» WHAT YOU NEED TO DO: All lines in the material containing the word "icon" need to be copied.
:: INFORMATION GIVEN ::
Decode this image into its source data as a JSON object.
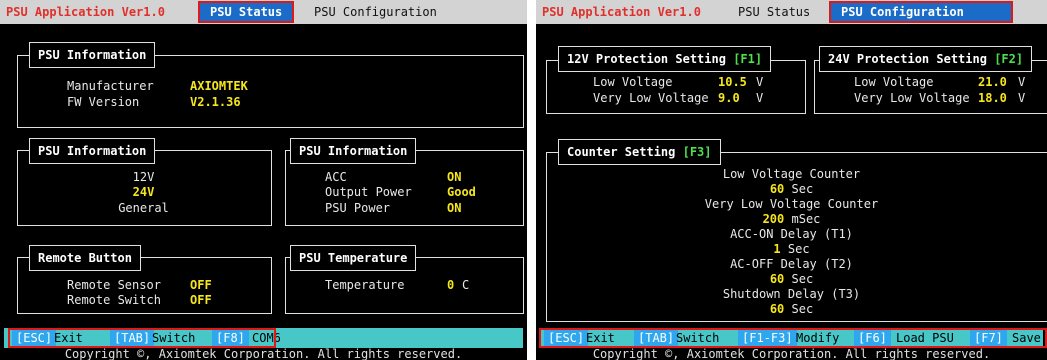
{
  "left": {
    "app_title": "PSU Application Ver1.0",
    "tabs": [
      "PSU Status",
      "PSU Configuration"
    ],
    "info_top": {
      "title": "PSU Information",
      "rows": [
        {
          "label": "Manufacturer",
          "value": "AXIOMTEK"
        },
        {
          "label": "FW Version",
          "value": "V2.1.36"
        }
      ]
    },
    "info_left": {
      "title": "PSU Information",
      "items": [
        {
          "label": "12V",
          "highlight": false
        },
        {
          "label": "24V",
          "highlight": true
        },
        {
          "label": "General",
          "highlight": false
        }
      ]
    },
    "info_right": {
      "title": "PSU Information",
      "rows": [
        {
          "label": "ACC",
          "value": "ON"
        },
        {
          "label": "Output Power",
          "value": "Good"
        },
        {
          "label": "PSU Power",
          "value": "ON"
        }
      ]
    },
    "remote": {
      "title": "Remote Button",
      "rows": [
        {
          "label": "Remote Sensor",
          "value": "OFF"
        },
        {
          "label": "Remote Switch",
          "value": "OFF"
        }
      ]
    },
    "temperature": {
      "title": "PSU Temperature",
      "label": "Temperature",
      "value": "0",
      "unit": "C"
    },
    "bottom_keys": [
      {
        "key": "[ESC]",
        "label": "Exit"
      },
      {
        "key": "[TAB]",
        "label": "Switch"
      },
      {
        "key": "[F8]",
        "label": "COM6"
      }
    ],
    "copyright": "Copyright ©, Axiomtek Corporation. All rights reserved."
  },
  "right": {
    "app_title": "PSU Application Ver1.0",
    "tabs": [
      "PSU Status",
      "PSU Configuration"
    ],
    "prot12": {
      "title": "12V Protection Setting",
      "key": "[F1]",
      "rows": [
        {
          "label": "Low Voltage",
          "value": "10.5",
          "unit": "V"
        },
        {
          "label": "Very Low Voltage",
          "value": "9.0",
          "unit": "V"
        }
      ]
    },
    "prot24": {
      "title": "24V Protection Setting",
      "key": "[F2]",
      "rows": [
        {
          "label": "Low Voltage",
          "value": "21.0",
          "unit": "V"
        },
        {
          "label": "Very Low Voltage",
          "value": "18.0",
          "unit": "V"
        }
      ]
    },
    "counter": {
      "title": "Counter Setting",
      "key": "[F3]",
      "items": [
        {
          "label": "Low Voltage Counter",
          "value": "60",
          "unit": "Sec"
        },
        {
          "label": "Very Low Voltage Counter",
          "value": "200",
          "unit": "mSec"
        },
        {
          "label": "ACC-ON Delay (T1)",
          "value": "1",
          "unit": "Sec"
        },
        {
          "label": "AC-OFF Delay (T2)",
          "value": "60",
          "unit": "Sec"
        },
        {
          "label": "Shutdown Delay (T3)",
          "value": "60",
          "unit": "Sec"
        }
      ]
    },
    "bottom_keys": [
      {
        "key": "[ESC]",
        "label": "Exit"
      },
      {
        "key": "[TAB]",
        "label": "Switch"
      },
      {
        "key": "[F1-F3]",
        "label": "Modify"
      },
      {
        "key": "[F6]",
        "label": "Load PSU"
      },
      {
        "key": "[F7]",
        "label": "Save"
      }
    ],
    "copyright": "Copyright ©, Axiomtek Corporation. All rights reserved."
  },
  "colors": {
    "background": "#000000",
    "title_red": "#e0302c",
    "active_tab": "#1b6cc8",
    "value_yellow": "#f5e61d",
    "key_green": "#4ce04c",
    "status_bar": "#48c7c9",
    "key_blue": "#2ea7ee",
    "highlight_frame": "#e01818"
  }
}
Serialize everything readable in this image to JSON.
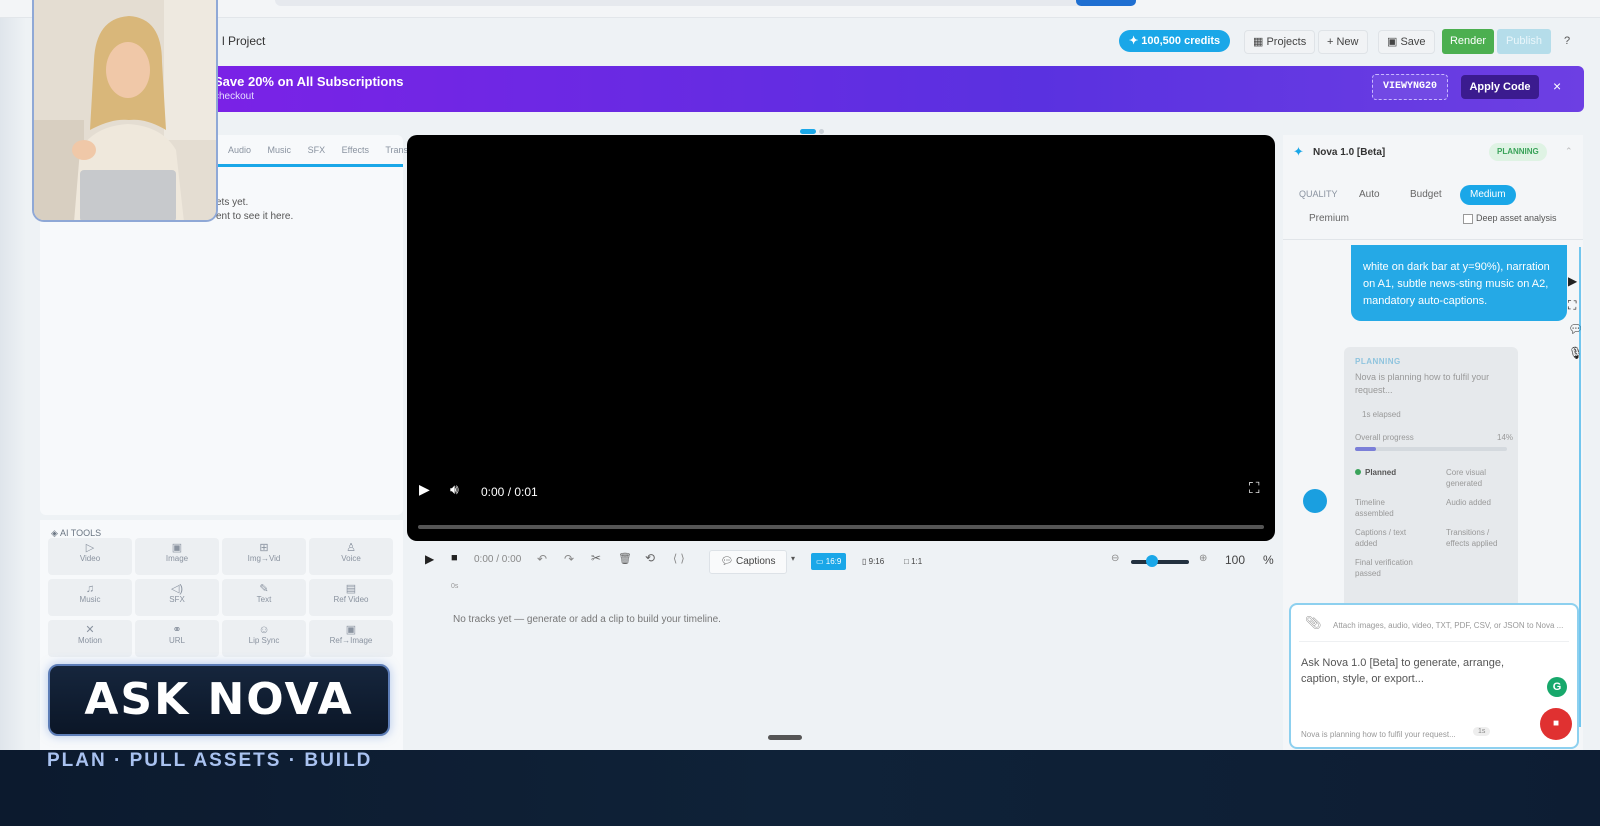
{
  "header": {
    "project_title": "l Project",
    "credits": "✦ 100,500 credits",
    "projects": "Projects",
    "new": "+ New",
    "save": "Save",
    "render": "Render",
    "publish": "Publish",
    "help": "?"
  },
  "promo": {
    "title": "Save 20% on All Subscriptions",
    "subtitle": "checkout",
    "code": "VIEWYNG20",
    "apply": "Apply Code",
    "close": "×"
  },
  "media_panel": {
    "tabs": [
      "Audio",
      "Music",
      "SFX",
      "Effects",
      "Trans"
    ],
    "empty_line1": "ets yet.",
    "empty_line2": "ent to see it here."
  },
  "ai_tools": {
    "title": "AI TOOLS",
    "tools": [
      {
        "label": "Video",
        "icon": "▷"
      },
      {
        "label": "Image",
        "icon": "▣"
      },
      {
        "label": "Img→Vid",
        "icon": "⊞"
      },
      {
        "label": "Voice",
        "icon": "♙"
      },
      {
        "label": "Music",
        "icon": "♫"
      },
      {
        "label": "SFX",
        "icon": "◁)"
      },
      {
        "label": "Text",
        "icon": "✎"
      },
      {
        "label": "Ref Video",
        "icon": "▤"
      },
      {
        "label": "Motion",
        "icon": "✕"
      },
      {
        "label": "URL",
        "icon": "⚭"
      },
      {
        "label": "Lip Sync",
        "icon": "☺"
      },
      {
        "label": "Ref→Image",
        "icon": "▣"
      }
    ]
  },
  "video": {
    "time": "0:00 / 0:01"
  },
  "timeline": {
    "time": "0:00 / 0:00",
    "captions": "Captions",
    "ratios": [
      "16:9",
      "9:16",
      "1:1"
    ],
    "zoom": "100",
    "zoom_unit": "%",
    "zero": "0s",
    "empty": "No tracks yet — generate or add a clip to build your timeline."
  },
  "assistant": {
    "title": "Nova 1.0 [Beta]",
    "status": "PLANNING",
    "quality_label": "QUALITY",
    "quality_options": [
      "Auto",
      "Budget",
      "Medium"
    ],
    "premium": "Premium",
    "deep_analysis": "Deep asset analysis",
    "message": "white on dark bar at y=90%), narration on A1, subtle news-sting music on A2, mandatory auto-captions.",
    "plan": {
      "title": "PLANNING",
      "desc": "Nova is planning how to fulfil your request...",
      "elapsed": "1s elapsed",
      "progress_label": "Overall progress",
      "progress_pct": "14%",
      "progress_value": 0.14,
      "steps": [
        {
          "label": "Planned",
          "col": 0
        },
        {
          "label": "Core visual generated",
          "col": 1
        },
        {
          "label": "Timeline assembled",
          "col": 0
        },
        {
          "label": "Audio added",
          "col": 1
        },
        {
          "label": "Captions / text added",
          "col": 0
        },
        {
          "label": "Transitions / effects applied",
          "col": 1
        },
        {
          "label": "Final verification passed",
          "col": 0
        }
      ]
    },
    "attach_hint": "Attach images, audio, video, TXT, PDF, CSV, or JSON to Nova ...",
    "prompt_placeholder": "Ask Nova 1.0 [Beta] to generate, arrange, caption, style, or export...",
    "status_line": "Nova is planning how to fulfil your request...",
    "status_badge": "1s"
  },
  "overlay": {
    "title": "ASK NOVA",
    "tagline": "PLAN · PULL ASSETS · BUILD"
  },
  "colors": {
    "accent": "#1aa7e8",
    "promo": "#6a2be4",
    "render": "#4caf50"
  }
}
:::
» ANSWER BOX:
        "icon": "▷"
        "icon": "▣"
        "icon": "⊞"
        "icon": "♙"
        "icon": "♫"
        "icon": "◁)"
        "icon": "✎"
        "icon": "▤"
        "icon": "✕"
        "icon": "⚭"
        "icon": "☺"
        "icon": "▣"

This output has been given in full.